Top positive review
26 people found this helpful
A nice book
on 12 July 2010
I quite enjoyed Predictably Irrational, though it wasn't quite what I was expecting. This is a better book, though again in part for unexpected reasons.
First up, it's actually quite a personal book. Part of Ariely's pitch is to remember our humanity, particularly in the face of policymakers who assume we are rational, self-interested maximisers. He draws a bit on his own experiences, in particular the very nasty accident that he suffered as a teenager, to point out where biases kick in and how they affect us. The result is a popular book about behavioural science that has a very human feel to it, and that makes it a nice read.

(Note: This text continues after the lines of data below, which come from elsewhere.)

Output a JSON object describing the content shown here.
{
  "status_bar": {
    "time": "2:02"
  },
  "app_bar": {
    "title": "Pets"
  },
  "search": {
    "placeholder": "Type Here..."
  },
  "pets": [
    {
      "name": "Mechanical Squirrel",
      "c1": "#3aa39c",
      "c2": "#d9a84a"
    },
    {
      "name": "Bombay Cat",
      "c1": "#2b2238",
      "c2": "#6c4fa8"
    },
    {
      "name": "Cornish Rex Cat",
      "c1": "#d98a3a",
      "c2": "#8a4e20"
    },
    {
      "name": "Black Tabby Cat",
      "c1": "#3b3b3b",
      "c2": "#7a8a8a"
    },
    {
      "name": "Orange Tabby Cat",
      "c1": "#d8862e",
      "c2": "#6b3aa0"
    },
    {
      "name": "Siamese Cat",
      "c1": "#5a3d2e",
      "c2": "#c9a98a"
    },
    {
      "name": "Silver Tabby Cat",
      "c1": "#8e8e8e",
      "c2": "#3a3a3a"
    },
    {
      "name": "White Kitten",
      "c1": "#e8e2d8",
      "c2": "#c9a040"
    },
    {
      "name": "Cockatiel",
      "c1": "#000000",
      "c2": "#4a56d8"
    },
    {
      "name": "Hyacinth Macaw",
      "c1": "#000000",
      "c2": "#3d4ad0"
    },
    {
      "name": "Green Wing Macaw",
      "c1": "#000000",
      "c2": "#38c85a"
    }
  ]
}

Secondly, as with Predictably Irrational, Ariely has some genuinely interesting and innovative experiments to talk about. The two most interesting bits of research for me were those about 'pointless' work (for example, how your motivation to build Lego models for pay is affected by seeing them being disassembled while you work) and those about how emotions affect short-term decisions which in turn affect long-term behaviour. In the first case I would say there is something quite useful to learn about motivation, even in respect of basic tasks. In the latter it might just make you think twice about decisions you make.
As always, the drawback in this area is how applicable the experimental evidence is in the real world. Though I don't share the view that actually little from behavioural economics experiments holds true elsewhere, we should be alert to the problem. On a similar point, sometimes you do have to query some of the extrapolations made from from fairly specific findings (though I don't share the previous reviewer's scepticism about the research into bonuses - there is a lot more research in this area that points in a similar direction).
Those are minor quibbles though. This is an enjoyable, easy read backed up by interesting research and underpinned by a very personal approach. Given that Ariely's aim is to encourage more human-shaped policy, I'd say his book exemplifies the spirit of his research.